To prove it has a fully mature, easily accessible SOA platform, Sun put newly acquired SeeBeyond Technology Corp.'s application server and enterprise service bus into its open source projects.
GM was already a longtime SeeBeyond customer, using Sun's directory and portal products, but the new agreement will see the automotive giant leverage Sun's full development and identity management tools for an SOA built on Java and running on Sun's Solaris 10 operating system.
"GM is utilizing the full Java Enterprise System stack for cross component integration between our application server, our portals and our Web servers," said Fred Killeen, director of systems development and interim chief technology officer at GM. "As we begin to include new technologies within Java ES, such as the Sun Java Identity Management Suite, we will look at portlet standards such as WSRP, JSR-168 and SAML for the integration."
Jim McHugh, senior director of software portfolio marketing for Sun, said the GM deal came together right around the time Sun purchased SeeBeyond.
"That integration piece is a key component to building an SOA and clearly General Motors is in a position to leverage our ties with SeeBeyond," he said.
It also could be a triumph for Sun's static price and full toolkit licensing model, which does not charge per CPU or portal.
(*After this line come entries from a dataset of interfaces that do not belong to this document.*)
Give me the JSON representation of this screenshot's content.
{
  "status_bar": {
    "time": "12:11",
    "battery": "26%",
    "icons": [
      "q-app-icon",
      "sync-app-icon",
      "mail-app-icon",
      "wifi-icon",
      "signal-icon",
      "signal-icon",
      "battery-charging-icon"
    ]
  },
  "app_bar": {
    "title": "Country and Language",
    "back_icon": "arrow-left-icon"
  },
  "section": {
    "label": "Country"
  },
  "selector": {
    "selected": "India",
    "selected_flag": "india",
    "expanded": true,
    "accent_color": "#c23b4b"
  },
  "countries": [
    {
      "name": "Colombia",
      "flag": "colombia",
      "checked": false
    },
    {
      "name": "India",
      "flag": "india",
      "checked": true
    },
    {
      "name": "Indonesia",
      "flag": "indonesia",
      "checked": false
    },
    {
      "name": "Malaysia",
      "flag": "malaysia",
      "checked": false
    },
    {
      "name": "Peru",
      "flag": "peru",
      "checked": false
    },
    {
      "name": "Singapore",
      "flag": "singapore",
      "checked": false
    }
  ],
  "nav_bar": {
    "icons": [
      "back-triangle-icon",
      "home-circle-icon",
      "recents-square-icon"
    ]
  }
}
GM will get everything from the development tools to the identity management to directory for a $140 per employee annual license.
Sandra Rogers, a research director for Web services and integration software at Framingham, Mass.-based IDC, sees the deal as a score for Sun's efforts to present itself as a platform vendor rather than a toolkit provider.
"This raises their mindshare beyond being just a very good caretaker of Java," she said. She added that it also underscores that a major enterprise like GM does not believe that Java is too complex a technology on which to build an SOA.
ZapThink LLC analyst Ron Schmelzer said from the GM perspective "it makes sense for them to go to their current vendors to see if they can go forward with SOA."
He also sounded the often-repeated, yet necessary warning that an SOA is an approach, not something you get out of a box.
"You can buy the best products in the world and not have an SOA," he said.
The key for moving forward into a services model with any present-day vendor is the sort of "real architectural differences" that vendors can bring to bear, compared to their earlier offerings, Schmelzer added.
According to McHugh, the GM deal pushes the number of Java ES subscribers close to 1 million. Yet, what it really does, is give Sun the chance to demonstrate how well it can build an SOA, integrate legacy systems and interoperate with other vendors and technologies.
"It's a big confidence vote for us," McHugh said.